#### Dataset items:
Start of Block

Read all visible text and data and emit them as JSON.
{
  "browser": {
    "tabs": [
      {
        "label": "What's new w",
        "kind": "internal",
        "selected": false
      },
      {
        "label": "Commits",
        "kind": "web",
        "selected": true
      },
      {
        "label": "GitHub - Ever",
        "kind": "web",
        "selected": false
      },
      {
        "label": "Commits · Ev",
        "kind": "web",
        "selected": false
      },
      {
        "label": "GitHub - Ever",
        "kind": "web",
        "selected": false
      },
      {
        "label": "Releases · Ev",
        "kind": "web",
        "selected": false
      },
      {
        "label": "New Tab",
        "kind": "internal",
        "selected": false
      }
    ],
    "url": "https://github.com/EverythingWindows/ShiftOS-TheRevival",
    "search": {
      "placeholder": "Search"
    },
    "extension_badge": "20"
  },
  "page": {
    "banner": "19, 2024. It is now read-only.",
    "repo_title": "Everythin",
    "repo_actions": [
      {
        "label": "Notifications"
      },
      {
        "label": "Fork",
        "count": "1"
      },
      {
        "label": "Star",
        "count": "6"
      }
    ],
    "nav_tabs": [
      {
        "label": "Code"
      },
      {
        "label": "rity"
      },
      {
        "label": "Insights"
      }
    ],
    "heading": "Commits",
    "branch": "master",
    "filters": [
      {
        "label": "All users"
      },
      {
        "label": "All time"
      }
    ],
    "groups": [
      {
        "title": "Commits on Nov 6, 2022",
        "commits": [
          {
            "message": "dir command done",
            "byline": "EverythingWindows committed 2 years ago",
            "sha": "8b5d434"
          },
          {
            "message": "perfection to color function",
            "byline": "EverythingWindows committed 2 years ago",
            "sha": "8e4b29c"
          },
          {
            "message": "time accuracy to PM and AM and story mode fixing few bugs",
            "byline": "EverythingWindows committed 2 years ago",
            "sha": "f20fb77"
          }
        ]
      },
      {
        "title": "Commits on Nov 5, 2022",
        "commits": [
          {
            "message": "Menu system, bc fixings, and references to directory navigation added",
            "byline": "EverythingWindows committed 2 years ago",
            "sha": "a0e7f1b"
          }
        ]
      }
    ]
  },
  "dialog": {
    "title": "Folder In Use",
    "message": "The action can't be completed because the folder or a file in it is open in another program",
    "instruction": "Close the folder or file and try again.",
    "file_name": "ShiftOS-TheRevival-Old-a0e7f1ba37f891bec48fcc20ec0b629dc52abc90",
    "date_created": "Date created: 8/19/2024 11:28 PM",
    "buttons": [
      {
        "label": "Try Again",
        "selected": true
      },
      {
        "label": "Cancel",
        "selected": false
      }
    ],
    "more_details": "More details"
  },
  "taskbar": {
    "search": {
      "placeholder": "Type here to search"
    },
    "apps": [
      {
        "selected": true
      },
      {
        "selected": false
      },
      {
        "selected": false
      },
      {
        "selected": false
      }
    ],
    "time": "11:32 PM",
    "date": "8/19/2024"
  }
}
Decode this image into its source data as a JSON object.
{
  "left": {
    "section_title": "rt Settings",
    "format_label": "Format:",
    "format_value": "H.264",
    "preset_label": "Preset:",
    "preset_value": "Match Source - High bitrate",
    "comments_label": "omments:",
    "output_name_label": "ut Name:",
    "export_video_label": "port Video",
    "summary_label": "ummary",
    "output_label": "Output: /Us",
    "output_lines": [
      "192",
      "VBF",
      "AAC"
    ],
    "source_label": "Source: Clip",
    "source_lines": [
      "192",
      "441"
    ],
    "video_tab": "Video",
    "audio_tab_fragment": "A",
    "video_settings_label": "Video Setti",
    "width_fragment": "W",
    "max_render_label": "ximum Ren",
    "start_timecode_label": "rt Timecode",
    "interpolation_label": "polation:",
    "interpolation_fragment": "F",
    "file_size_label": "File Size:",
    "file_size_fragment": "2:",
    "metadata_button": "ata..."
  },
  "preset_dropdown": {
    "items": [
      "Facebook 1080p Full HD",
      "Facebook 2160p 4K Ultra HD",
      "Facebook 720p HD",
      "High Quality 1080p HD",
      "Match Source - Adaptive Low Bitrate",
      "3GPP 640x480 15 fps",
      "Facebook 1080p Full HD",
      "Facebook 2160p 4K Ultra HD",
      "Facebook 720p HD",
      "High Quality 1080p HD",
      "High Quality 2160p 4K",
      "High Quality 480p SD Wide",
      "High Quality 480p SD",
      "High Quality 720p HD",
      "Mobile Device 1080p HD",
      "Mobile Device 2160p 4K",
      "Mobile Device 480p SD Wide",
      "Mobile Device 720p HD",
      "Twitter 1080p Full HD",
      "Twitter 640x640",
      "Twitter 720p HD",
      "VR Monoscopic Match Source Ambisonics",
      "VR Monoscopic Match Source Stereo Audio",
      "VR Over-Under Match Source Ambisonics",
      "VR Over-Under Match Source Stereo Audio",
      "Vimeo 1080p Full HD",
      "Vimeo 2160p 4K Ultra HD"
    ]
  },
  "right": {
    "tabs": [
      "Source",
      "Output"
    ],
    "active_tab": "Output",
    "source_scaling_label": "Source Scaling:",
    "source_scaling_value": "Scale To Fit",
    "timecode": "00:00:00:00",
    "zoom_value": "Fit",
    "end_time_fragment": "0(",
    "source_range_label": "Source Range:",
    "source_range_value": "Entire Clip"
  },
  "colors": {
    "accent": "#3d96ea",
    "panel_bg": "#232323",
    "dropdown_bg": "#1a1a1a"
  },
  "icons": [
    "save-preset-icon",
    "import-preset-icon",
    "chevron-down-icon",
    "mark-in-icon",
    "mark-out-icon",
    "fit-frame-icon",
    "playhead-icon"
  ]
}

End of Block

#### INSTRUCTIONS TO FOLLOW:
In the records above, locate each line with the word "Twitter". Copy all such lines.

#### RESULT FOR THIS EXERCISE:
      "Twitter 1080p Full HD",
      "Twitter 640x640",
      "Twitter 720p HD",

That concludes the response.